Within the data below, copy each line where the string "name" is found.

Data about app and page elements
=-=-=

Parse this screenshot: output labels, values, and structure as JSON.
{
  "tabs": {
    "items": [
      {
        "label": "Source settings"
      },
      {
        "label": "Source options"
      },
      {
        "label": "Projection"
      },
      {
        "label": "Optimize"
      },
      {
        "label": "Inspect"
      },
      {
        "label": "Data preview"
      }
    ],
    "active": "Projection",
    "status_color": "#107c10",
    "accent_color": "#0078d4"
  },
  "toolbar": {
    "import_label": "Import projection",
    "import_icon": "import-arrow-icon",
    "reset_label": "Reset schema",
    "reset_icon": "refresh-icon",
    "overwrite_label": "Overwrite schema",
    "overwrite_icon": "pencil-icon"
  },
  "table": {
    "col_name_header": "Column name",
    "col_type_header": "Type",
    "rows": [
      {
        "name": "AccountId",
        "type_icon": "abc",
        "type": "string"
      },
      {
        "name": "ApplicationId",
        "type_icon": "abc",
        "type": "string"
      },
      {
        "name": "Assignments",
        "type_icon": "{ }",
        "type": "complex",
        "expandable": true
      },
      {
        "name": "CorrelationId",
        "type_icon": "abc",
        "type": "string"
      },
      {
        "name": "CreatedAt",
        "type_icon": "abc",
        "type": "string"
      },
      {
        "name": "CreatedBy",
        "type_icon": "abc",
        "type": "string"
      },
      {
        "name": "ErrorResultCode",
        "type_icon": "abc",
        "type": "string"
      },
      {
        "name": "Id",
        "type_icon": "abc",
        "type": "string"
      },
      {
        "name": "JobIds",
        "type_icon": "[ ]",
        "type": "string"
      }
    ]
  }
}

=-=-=

Reply →
    "col_name_header": "Column name",
        "name": "AccountId",
        "name": "ApplicationId",
        "name": "Assignments",
        "name": "CorrelationId",
        "name": "CreatedAt",
        "name": "CreatedBy",
        "name": "ErrorResultCode",
        "name": "Id",
        "name": "JobIds",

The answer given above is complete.